“God, Sal, you’re bleeding everywhere.” Nathan let go of my wrist long enough to push Beverly fully inside before he turned and locked the door. Then he steered me to the kitchen table, looking back over his shoulder several times as he checked my face for signs that I was still with him. “I’m so sorry, I didn’t… I just didn’t expect to see him there. That was Mr. Bouman from Apartment 8C, down the hall. He must have found a way to open his door after he converted, and then forgotten it by the time he got to the end of the hall…”
I tried to muster a response, but my fear that it would come out as a wordless moan kept me from saying anything. The world was starting to go black and fuzzy around the edges, swarmed by countless tiny dots of nothingness. It was like insects were eating away at the borders of my vision, and I was helpless to do anything but let them. I didn’t like that. I scowled at the insects. The insects, which didn’t technically exist, ignored me.
I knew when we had reached the table less because I was paying any attention to my surroundings, and more because Nathan placed his hand on my shoulder and pushed me down into a chair. I didn’t fight him. Gravity was a simple thing, and it seemed better to just let it do what it wanted with me.
“Sal, I need you to keep pressure on this.” His voice echoed.
I blinked at him, and then at my wrist, which had somehow been wrapped in a dish towel that was rapidly turning bright red with my blood. He was pressing down hard enough that it should have hurt, and probably would when I took a moment to breathe.
“Come on, sweetie. I know it hurts, but I need you to stay with me here. I need you to keep the pressure on while I get the first aid kit.” Nathan took my free hand in his and pressed it down on the sodden dressing. I did my best to mimic his motion, pushing down until there was an unpleasant squishing sensation, things shifting under my fingers that had nothing to do with the towel.
Nathan, at least, looked somewhat relieved by my response. That made one of us.

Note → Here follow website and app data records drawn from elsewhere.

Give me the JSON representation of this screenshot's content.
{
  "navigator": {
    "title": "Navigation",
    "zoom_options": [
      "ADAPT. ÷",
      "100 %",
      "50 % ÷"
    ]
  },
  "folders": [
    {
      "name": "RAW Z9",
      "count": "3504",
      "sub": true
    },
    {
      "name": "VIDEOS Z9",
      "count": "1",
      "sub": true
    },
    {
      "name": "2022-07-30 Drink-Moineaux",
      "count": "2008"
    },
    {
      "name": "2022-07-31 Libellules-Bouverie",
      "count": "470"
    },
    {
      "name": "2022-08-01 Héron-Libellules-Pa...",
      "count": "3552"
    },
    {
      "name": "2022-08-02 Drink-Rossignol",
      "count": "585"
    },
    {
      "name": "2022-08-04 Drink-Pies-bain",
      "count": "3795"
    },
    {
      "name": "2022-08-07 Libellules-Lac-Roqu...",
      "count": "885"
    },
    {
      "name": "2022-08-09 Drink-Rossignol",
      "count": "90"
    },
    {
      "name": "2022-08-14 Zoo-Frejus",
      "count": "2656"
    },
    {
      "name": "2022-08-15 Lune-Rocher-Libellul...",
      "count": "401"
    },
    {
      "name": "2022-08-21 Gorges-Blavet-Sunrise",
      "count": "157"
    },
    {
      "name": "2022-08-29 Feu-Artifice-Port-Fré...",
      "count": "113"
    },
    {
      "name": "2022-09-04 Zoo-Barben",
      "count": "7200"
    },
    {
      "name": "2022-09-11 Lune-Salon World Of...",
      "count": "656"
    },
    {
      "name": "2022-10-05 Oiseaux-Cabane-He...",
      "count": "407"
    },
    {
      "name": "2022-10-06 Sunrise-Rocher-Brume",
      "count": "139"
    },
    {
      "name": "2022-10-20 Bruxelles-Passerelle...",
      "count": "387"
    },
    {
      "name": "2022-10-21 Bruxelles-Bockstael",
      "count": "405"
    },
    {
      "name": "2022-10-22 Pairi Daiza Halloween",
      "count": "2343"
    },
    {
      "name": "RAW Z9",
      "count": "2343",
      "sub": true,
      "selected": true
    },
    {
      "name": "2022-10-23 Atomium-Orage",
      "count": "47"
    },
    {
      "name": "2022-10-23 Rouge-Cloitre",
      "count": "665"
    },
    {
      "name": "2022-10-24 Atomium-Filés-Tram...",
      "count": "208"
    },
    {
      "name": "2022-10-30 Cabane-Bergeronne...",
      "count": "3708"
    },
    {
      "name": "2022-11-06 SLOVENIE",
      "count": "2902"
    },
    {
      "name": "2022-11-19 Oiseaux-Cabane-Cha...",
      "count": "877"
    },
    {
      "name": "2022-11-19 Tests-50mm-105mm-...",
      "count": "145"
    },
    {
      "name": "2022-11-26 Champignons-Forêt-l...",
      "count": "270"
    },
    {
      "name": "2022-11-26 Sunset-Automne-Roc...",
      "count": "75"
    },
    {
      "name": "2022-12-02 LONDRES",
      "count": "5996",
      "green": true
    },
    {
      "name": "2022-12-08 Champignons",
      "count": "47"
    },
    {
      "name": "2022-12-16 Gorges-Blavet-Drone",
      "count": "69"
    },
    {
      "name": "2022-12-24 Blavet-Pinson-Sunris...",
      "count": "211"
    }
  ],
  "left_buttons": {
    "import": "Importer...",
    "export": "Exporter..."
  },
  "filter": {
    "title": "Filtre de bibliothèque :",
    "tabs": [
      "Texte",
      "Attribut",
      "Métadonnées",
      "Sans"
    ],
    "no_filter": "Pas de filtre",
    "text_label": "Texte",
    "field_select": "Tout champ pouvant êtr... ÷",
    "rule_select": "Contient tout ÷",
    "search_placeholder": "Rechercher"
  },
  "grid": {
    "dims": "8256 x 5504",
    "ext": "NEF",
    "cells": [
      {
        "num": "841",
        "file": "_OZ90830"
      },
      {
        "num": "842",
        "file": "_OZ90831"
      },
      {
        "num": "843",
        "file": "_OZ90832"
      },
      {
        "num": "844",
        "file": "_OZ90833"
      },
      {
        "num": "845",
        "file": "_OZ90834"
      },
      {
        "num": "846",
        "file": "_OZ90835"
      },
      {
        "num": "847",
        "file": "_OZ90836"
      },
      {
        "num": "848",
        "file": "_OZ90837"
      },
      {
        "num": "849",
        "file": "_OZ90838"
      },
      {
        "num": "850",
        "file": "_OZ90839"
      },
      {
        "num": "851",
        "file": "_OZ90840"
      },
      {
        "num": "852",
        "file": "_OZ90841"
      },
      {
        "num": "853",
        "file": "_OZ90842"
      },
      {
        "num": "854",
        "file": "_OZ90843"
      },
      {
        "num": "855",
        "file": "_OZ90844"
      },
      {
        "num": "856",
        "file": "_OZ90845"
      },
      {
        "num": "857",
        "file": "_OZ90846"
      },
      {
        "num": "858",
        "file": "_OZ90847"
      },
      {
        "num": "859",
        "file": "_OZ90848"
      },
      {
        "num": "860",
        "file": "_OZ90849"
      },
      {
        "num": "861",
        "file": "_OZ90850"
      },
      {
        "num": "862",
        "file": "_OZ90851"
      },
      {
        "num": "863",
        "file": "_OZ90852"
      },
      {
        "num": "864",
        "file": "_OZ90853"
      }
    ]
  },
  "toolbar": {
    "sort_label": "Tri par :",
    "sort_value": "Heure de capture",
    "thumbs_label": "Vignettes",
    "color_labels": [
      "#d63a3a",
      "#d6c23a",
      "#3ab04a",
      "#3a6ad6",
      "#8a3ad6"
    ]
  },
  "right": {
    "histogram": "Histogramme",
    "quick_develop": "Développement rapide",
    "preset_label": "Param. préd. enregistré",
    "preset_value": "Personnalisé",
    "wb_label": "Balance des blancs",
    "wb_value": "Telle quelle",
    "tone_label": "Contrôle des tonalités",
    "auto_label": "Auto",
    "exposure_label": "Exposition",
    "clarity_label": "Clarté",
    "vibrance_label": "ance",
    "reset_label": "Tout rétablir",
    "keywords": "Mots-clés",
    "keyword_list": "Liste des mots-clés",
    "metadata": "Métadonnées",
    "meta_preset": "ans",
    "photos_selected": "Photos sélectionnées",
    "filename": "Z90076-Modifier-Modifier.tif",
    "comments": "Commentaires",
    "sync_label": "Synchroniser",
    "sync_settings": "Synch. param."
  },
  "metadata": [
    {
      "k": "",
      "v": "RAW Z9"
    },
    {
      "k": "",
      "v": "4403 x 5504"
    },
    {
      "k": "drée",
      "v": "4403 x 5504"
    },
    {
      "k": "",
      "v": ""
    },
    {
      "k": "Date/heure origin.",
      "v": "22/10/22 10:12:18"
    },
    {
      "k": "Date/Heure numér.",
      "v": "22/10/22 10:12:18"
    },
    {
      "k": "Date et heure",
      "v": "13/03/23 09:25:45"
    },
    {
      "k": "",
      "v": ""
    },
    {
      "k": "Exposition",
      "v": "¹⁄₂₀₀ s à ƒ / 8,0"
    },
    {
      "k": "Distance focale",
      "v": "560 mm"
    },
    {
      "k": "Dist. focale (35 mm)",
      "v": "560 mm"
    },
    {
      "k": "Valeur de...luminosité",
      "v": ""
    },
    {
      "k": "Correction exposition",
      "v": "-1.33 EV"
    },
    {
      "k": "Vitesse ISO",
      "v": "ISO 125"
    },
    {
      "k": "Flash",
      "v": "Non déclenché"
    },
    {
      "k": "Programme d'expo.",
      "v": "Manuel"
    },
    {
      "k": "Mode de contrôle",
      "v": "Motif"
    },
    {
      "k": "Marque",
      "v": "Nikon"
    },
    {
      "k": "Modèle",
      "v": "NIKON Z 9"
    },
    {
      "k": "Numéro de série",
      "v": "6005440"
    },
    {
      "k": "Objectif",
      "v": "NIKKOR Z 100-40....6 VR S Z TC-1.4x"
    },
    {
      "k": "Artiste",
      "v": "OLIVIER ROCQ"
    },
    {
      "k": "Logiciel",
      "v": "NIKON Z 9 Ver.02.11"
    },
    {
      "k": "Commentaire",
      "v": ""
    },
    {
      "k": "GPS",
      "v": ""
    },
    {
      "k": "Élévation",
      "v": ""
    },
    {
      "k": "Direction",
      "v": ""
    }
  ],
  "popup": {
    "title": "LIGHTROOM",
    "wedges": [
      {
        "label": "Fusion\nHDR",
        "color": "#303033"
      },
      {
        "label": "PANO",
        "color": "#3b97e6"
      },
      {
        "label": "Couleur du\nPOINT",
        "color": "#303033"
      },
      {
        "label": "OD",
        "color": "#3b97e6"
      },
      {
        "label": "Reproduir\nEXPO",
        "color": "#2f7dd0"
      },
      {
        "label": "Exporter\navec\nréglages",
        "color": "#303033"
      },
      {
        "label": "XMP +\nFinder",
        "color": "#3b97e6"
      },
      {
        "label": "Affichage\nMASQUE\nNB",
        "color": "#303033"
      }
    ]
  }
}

“Stay here; I’ll be right back,” he said, and then he was gone, disappearing into the depths of the apartment and leaving me alone to try to fight against my body’s natural desire to bleed to death. Minnie and Beverly stayed with me, their furry bodies plopped down to either side of my chair and their enormous brown eyes fixed on me, like they thought they could just wish everything better.